DICKSON CITY, Pa. — Lake Commerce started off as a joke from the Dickson City Police Department. It was only a matter of time before the joke took on a life of its own. That's where Buff City Soaps came up with the idea to name a soap after the fictional body of water.
Commerce Boulevard in Dickson City has had its fair share of troubles. Every time it rains heavily, drivers have to be detoured.

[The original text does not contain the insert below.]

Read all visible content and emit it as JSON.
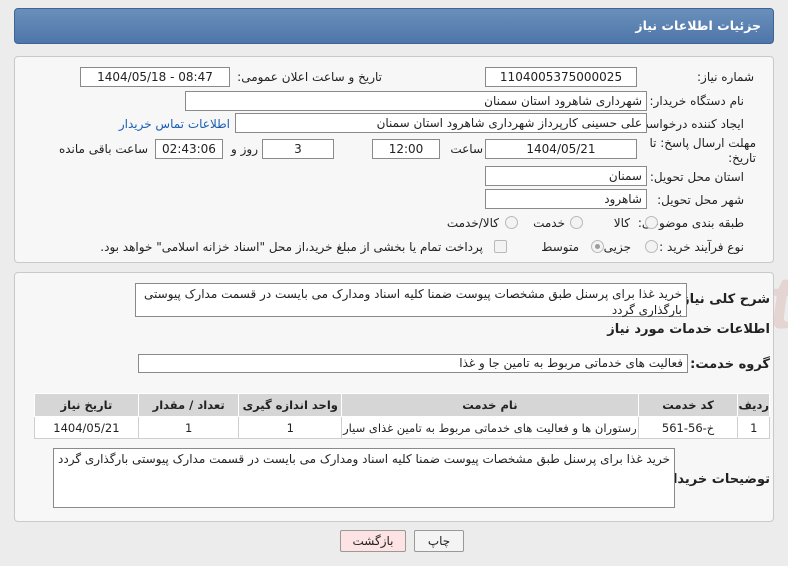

A drainage issue causes the flooding and forces Dickson City police to close the road, preventing traffic from going to the shopping plazas nearby.
The road closures were happening frequently, so the police department took to its Facebook page and dubbed the flooded area Lake Commerce.
Buff City Soaps is one of those businesses affected when Lake Commerce reappears.
Store manager Kristy Latwinski says it even happened during their grand opening in September and has been a headache for business.
"I honestly can't even count. It seems to happen very often. When it was really heavy rains, it was like each week," Latwinski said.
Buff City Soaps offers soaps made specifically for this store, in addition to the lineup found in stores across the country.
Latwinski says they decided to add another to their local line calling this one Lake Commerce. The display even gives a nod to Dickson City police decorating it with yellow caution tape. This Lake Commerce definitely smells better than the one that forms in real life.
"We wanted it to be fresh, like fresh water, so we chose two of our scents that we already carry and mixed them together. We experiment a lot, and we just loved the smell, so we went with it. We even formed the top to try and make it look like waves and rocky," Latwinski said. "Our soaps are usually flat, but we wanted some kind of water design in it."
Latwinski says the store started selling the bars on Friday. When Dickson City police posted about the new soap, it went viral and created a big boom for business at Buff City.
"It's awesome. We've had a lot of new customers saying, 'Oh, we've been meaning to come in. We saw Lake Commerce.' It's been really good. We've turned a bad situation into a good situation."
Each bar of soap costs $7, and Latwinski says they're close to selling out. Employees are already in the process of making some more to meet demand.
Check out WNEP’s YouTube channel.